By Mike Hazlip—
Kevin Mantz, general manager of the newly re-branded Future Honda at Greenback Lane and Auburn Boulevard, has deep roots in Citrus Heights.
Mantz graduated from San Juan High School in 1984 after moving from Southern California with his family, and his father was also a San Juan High School alumnus, class of 1961.
After high school, Mantz said he worked for what was then called the Trellis Cafe inside Fountain Square Nursery, which later became City Hall and is now home to a three-story medical office building. His boss at the time was Henry Kroger, husband of Catherine Van Maren. He remembers meeting people from various areas at Sunrise Mall as it was the only regional mall at the time.
He says he’s always been comfortable talking to people when someone noticed him at a party and invited him to work a summer job at a car dealership.That summer job soon turned full-time.
“I was making some money and so I struggled with school still,” he said recounting his determination to pass a college math class at CSU Sacramento. “I was struggling. I mean, horribly. And that was it. I remember. I just walked out and I went over to Maita Toyota.”
Mantz worked for that dealership for the next nine years, finding that he enjoyed working in car sales.
“It’s nice when you enjoy going and you enjoy doing what you do, and I really liked it,” Mantz said, adding he doesn’t consider himself a car aficionado but he does spend his days off going to car shows. “I just like cars, and people, and the two together just seemed to be kind of a natural for me.”
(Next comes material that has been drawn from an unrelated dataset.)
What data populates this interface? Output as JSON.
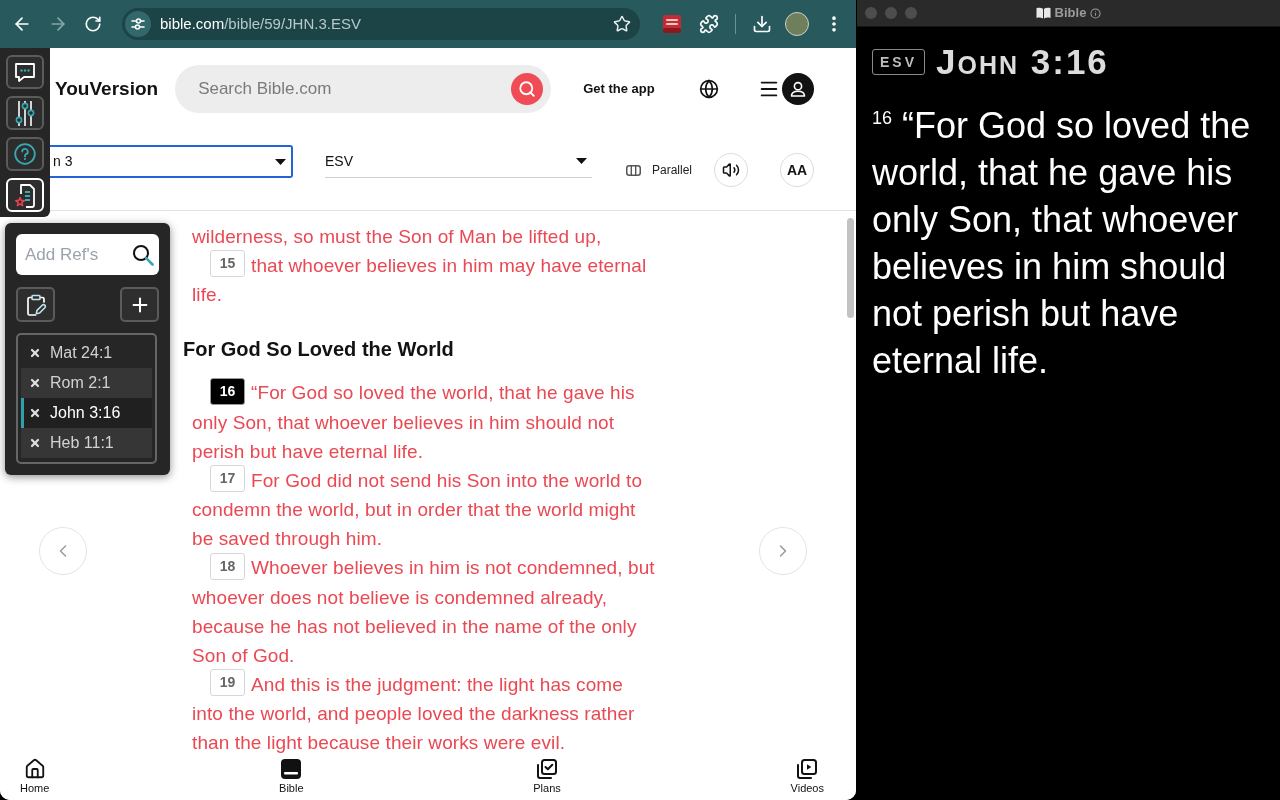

Last year, Future Automotive Group acquired Maita Honda, changing the name to Future Honda. The local dealership is now one of 13 dealerships in Future Automotive Group’s portfolio, and Mantz says there’s a lot of possibilities for the business.
“The reason why they bought this store is it has so much upside,” Mantz said. “It’s on nine acres, so there’s a lot of room for growth. Right now, my head is full of all the things that I could do here for a long time.”
Although he has helped other dealerships get going, Mantz credits his team for the success in building Future Automotive up from three dealerships to what it is today.
“I’ve been blessed with some really good people that have done an amazing job for me over the years,” he said. “And so for me, it’s a lot of fun to build that team and take a blank canvas, get in there and start to teach people the Future Way is what we actually call it, how we like to do things.”
That “Future Way” is focused on customer service, and he says his career is in the customer’s hands.
“If you can come in with a process and you can have happy employees, happy employees create happy customers and happy customers grow your business faster than anything you could ever hope to do,” he said. “[You can] spend all the money in advertising in the world and if you don’t have happy employees and customers, you’re really just fighting against advertising dollars.”
Along with customer service, Future Automotive Group values giving back to the community, according to Mantz. He says the company encourages employees to look for ways to help their communities.
“At all different levels, we do charity, it as a global company,” Mantz said of Future Automotive Group. “They do a lot, and then we’re encouraged to do things with within the community.”
It’s been 37 years since Mantz started that summer job with a dealership, and the married father of three says the time seems to have gone by quickly, on most days.
“At times now it’s a blink of an eye, 37 years has gone by,” he said. “And then other times you feel every bit of it. It really does depend on the day and what’s going on.”